First things first. A data layer is a set of information that exists on a page – hidden in the code and invisible to the human eye. In Logi, data layers are what we use to determine what will be displayed in a report or dashboard. Not only is this used for things like data tables or charts, but any other dynamic content. They can also simple or complex.
Now onto best practices:
Using local data layers – Local data layers run before anything else in a report, and can be used anywhere in a report. These help drive things that you wouldn’t typically bind to its own query (like a title on a page). This gives you access to have data-driven components where you ordinarily wouldn’t have them and gives you control over the order you want to run them in (result of one query may be used to drive another).
Using linked data layers – Oftentimes multiple places in a report requires you to utilize the same set of data. Linked data layers allow you to reuse a data set without having to re-query it. So instead of issuing the same query to the database multiple times, you can reuse the same set of data by building it in one location and pulling it once. This helps maximize performance, minimize database queries and gives you a nice single place to update that query if and when a change is needed.
Caching data layers – Similar to linked data layers, caching data layers means you don’t have to re-query data. Imagine a data set that is pretty static. By caching it, the data will only pull once in a specified period of time. For example, that weekly report you rely on? Caching allows us to easily provide the results to everyone without having to recalculate it every time.
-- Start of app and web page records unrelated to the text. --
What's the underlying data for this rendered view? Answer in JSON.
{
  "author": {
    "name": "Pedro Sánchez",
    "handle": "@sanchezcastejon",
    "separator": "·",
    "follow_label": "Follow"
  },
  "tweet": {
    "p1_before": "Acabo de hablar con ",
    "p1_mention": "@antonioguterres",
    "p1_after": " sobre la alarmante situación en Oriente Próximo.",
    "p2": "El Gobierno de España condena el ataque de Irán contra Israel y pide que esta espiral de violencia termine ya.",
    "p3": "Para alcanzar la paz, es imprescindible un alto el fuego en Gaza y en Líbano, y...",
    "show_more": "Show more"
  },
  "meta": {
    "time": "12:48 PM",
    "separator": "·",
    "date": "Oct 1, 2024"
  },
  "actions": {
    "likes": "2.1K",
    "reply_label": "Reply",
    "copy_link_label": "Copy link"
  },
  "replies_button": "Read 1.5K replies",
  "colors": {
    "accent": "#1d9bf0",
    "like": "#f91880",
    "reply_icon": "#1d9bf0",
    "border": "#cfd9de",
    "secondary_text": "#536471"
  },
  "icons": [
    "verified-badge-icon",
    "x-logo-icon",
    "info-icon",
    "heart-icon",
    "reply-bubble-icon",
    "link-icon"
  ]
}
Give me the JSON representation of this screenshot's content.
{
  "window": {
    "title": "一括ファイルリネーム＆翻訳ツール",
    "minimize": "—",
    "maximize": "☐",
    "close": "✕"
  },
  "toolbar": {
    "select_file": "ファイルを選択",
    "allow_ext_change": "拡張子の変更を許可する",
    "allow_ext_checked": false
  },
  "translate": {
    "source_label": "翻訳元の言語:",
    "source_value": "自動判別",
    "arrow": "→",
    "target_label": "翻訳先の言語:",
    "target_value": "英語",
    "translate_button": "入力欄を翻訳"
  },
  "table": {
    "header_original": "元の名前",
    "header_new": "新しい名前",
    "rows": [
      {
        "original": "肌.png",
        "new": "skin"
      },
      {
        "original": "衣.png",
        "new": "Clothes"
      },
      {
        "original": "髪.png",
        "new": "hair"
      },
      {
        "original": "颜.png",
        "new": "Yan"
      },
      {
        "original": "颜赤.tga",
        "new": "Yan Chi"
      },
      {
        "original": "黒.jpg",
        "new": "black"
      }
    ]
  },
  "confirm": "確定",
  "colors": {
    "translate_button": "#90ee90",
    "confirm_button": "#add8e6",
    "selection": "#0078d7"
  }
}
These can also be stacked together at different levels, so different components of the data can be cached at different intervals and refreshed as needed – meaning the most important data is always up to date!
Utilizing these powerful tips and abilities early on can help you figure out how to prep and prepare your data when you need to run a report or series of reports. Doing this not only makes it quicker to query your data but also gives you a powerful toolset when building applications. It’s also a good technique for developers who want to reduce the number of data layer queries they need to run!